Now that we've answered that, we can all go about preparing for a wonderful weekend. No, more explanation is warranted. Many experienced option traders have probably already discovered the wisdom of entering trades, even similar trades, on different days.
Consider the case of February butterflies. Many traders enter butterfly trades about 25-35 days before expiration. That meant that a lot of traders were entering butterflies the trading week of January 18-January 22.
Annotated Daily Chart of the OEX:
I'm experimenting with the type of butterfly that I'd like to be a staple of my options repertoire and the way I want to adjust them. Iron butterflies--a scrunched-together iron condor formed by selling puts and calls at the same strike and buying hedging wings, usually equal distances from the short strikes--have been the type of butterfly that I generally trade. I typically adjust by selling another iron butterfly at the expiration breakeven. If the prices keep going in the same direction, I'll take off one of the butterflies, and so it goes. I'm not an expert. I do at least have a rudimentary understanding of how to adjust the position to keep the Greeks in line so that the possibility of profit is maintained as long as possible while the trade keeps going.

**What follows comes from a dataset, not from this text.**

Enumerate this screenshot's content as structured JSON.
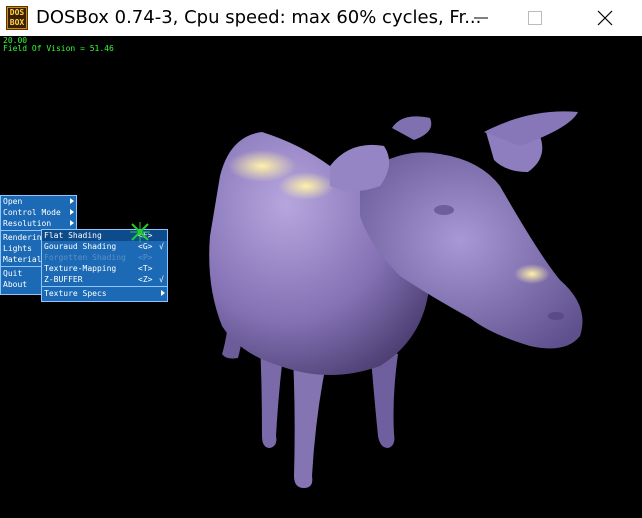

Butterflies are trades that are hurt by rising volatility and that benefit from prices staying in a predefined range. The butterfly can be moved to take care of the price risk, but it's hard to overcome that difficulty when a sharply rising volatility is making the trade less profitable, too. I was one of those who entered the trade on January 19, and the number of adjustments required eventually overwhelmed the trade, costing too much in commissions to make it viable. If I just ignored my maximum loss and let prices run, the trade would have proven profitable after all, but I had no intentions of doing that. I know in the long run that my accounts will benefit when I honor my trading plans.
If I'd placed the trade one day later, fewer adjustments would have been needed. Volatility would already have begun climbing and prices had already fallen a bit, and that provided just enough leeway that I probably could have made the trade work if I had been nimble enough with my adjustments, as many who entered on January 20 were able to do.
As this example illustrates, it's sometimes best to split one's planned trade entries up among several different days. With the VIX at a low in the middle of January, we could have surmised that volatilities were due for a pop, so it's easy to say in retrospect that this had just been a bad time to enter butterflies or iron condors, too. However, traders find that even when they believe conditions to be ideal for a certain type of trade, the markets conditions they thought would develop don't develop after all or develop later than anticipated. Spreading out the time trades are entered, even similar trades, spreads out the risk.
I generally enter 75-90 iron condor contracts (75 bear call spread and 75 bull put spreads) each month. I used to enter all on the same day, but I've been trying to split them up. When markets dove throughout February, that meant that not all the bull put portions were threatened at the same time, which helped me manage the trades. This doesn't always happen so nicely: the drive up the last ten days has brought all my trades to adjustments points at once several times in the last week, but that's an unusual occurrence.
Many seasoned traders do try to space out their trades a bit, in the spirit of another type of diversification. Diversification can be into different vehicle, different strategies, and also different times.